## Dataset records
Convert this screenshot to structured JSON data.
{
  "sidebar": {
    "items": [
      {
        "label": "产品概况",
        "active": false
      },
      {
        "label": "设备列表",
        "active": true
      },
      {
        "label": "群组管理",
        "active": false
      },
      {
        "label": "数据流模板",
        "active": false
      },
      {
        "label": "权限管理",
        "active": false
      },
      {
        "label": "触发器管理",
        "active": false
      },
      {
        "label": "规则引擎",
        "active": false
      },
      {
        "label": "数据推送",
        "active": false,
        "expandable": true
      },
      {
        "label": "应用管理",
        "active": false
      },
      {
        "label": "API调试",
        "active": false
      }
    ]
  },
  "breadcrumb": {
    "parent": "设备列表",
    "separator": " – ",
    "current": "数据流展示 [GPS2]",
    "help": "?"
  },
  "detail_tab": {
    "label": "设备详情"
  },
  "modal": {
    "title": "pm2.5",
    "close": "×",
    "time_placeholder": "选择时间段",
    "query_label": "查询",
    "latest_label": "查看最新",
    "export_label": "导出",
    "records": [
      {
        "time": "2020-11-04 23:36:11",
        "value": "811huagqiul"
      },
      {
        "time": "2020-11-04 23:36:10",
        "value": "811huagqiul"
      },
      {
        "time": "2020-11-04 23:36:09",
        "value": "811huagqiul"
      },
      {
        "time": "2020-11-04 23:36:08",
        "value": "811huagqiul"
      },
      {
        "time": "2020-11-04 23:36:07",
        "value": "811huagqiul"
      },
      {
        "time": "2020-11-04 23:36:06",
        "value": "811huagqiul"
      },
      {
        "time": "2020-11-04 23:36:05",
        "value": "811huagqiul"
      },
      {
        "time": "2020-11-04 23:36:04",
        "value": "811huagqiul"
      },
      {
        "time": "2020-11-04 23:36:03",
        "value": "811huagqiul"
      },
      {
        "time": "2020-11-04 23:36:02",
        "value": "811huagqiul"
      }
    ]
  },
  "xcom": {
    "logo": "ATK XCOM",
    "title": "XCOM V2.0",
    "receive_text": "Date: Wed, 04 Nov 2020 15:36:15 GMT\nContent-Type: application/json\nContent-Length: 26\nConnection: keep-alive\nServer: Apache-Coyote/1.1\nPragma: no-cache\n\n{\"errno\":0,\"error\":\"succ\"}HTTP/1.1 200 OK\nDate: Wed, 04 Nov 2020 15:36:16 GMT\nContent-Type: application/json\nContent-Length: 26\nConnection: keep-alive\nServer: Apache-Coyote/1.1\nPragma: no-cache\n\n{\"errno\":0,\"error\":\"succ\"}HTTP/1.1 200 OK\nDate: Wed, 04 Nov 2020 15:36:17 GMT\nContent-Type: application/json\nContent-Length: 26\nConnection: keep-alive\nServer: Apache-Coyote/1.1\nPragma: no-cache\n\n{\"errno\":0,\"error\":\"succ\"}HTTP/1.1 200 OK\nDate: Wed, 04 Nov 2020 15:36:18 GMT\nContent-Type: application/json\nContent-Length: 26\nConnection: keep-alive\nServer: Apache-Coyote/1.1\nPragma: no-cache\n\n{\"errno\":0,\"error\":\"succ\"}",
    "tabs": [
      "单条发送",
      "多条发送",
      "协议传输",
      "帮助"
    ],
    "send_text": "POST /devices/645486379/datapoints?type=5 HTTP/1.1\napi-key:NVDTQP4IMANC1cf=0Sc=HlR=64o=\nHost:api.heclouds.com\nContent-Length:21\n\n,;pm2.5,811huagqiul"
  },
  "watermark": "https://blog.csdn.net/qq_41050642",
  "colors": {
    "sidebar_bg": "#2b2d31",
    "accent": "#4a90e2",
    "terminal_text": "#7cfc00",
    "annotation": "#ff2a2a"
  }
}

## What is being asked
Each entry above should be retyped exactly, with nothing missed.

## Solution to this task
Convert this screenshot to structured JSON data.
{
  "sidebar": {
    "items": [
      {
        "label": "产品概况",
        "active": false
      },
      {
        "label": "设备列表",
        "active": true
      },
      {
        "label": "群组管理",
        "active": false
      },
      {
        "label": "数据流模板",
        "active": false
      },
      {
        "label": "权限管理",
        "active": false
      },
      {
        "label": "触发器管理",
        "active": false
      },
      {
        "label": "规则引擎",
        "active": false
      },
      {
        "label": "数据推送",
        "active": false,
        "expandable": true
      },
      {
        "label": "应用管理",
        "active": false
      },
      {
        "label": "API调试",
        "active": false
      }
    ]
  },
  "breadcrumb": {
    "parent": "设备列表",
    "separator": " – ",
    "current": "数据流展示 [GPS2]",
    "help": "?"
  },
  "detail_tab": {
    "label": "设备详情"
  },
  "modal": {
    "title": "pm2.5",
    "close": "×",
    "time_placeholder": "选择时间段",
    "query_label": "查询",
    "latest_label": "查看最新",
    "export_label": "导出",
    "records": [
      {
        "time": "2020-11-04 23:36:11",
        "value": "811huagqiul"
      },
      {
        "time": "2020-11-04 23:36:10",
        "value": "811huagqiul"
      },
      {
        "time": "2020-11-04 23:36:09",
        "value": "811huagqiul"
      },
      {
        "time": "2020-11-04 23:36:08",
        "value": "811huagqiul"
      },
      {
        "time": "2020-11-04 23:36:07",
        "value": "811huagqiul"
      },
      {
        "time": "2020-11-04 23:36:06",
        "value": "811huagqiul"
      },
      {
        "time": "2020-11-04 23:36:05",
        "value": "811huagqiul"
      },
      {
        "time": "2020-11-04 23:36:04",
        "value": "811huagqiul"
      },
      {
        "time": "2020-11-04 23:36:03",
        "value": "811huagqiul"
      },
      {
        "time": "2020-11-04 23:36:02",
        "value": "811huagqiul"
      }
    ]
  },
  "xcom": {
    "logo": "ATK XCOM",
    "title": "XCOM V2.0",
    "receive_text": "Date: Wed, 04 Nov 2020 15:36:15 GMT\nContent-Type: application/json\nContent-Length: 26\nConnection: keep-alive\nServer: Apache-Coyote/1.1\nPragma: no-cache\n\n{\"errno\":0,\"error\":\"succ\"}HTTP/1.1 200 OK\nDate: Wed, 04 Nov 2020 15:36:16 GMT\nContent-Type: application/json\nContent-Length: 26\nConnection: keep-alive\nServer: Apache-Coyote/1.1\nPragma: no-cache\n\n{\"errno\":0,\"error\":\"succ\"}HTTP/1.1 200 OK\nDate: Wed, 04 Nov 2020 15:36:17 GMT\nContent-Type: application/json\nContent-Length: 26\nConnection: keep-alive\nServer: Apache-Coyote/1.1\nPragma: no-cache\n\n{\"errno\":0,\"error\":\"succ\"}HTTP/1.1 200 OK\nDate: Wed, 04 Nov 2020 15:36:18 GMT\nContent-Type: application/json\nContent-Length: 26\nConnection: keep-alive\nServer: Apache-Coyote/1.1\nPragma: no-cache\n\n{\"errno\":0,\"error\":\"succ\"}",
    "tabs": [
      "单条发送",
      "多条发送",
      "协议传输",
      "帮助"
    ],
    "send_text": "POST /devices/645486379/datapoints?type=5 HTTP/1.1\napi-key:NVDTQP4IMANC1cf=0Sc=HlR=64o=\nHost:api.heclouds.com\nContent-Length:21\n\n,;pm2.5,811huagqiul"
  },
  "watermark": "https://blog.csdn.net/qq_41050642",
  "colors": {
    "sidebar_bg": "#2b2d31",
    "accent": "#4a90e2",
    "terminal_text": "#7cfc00",
    "annotation": "#ff2a2a"
  }
}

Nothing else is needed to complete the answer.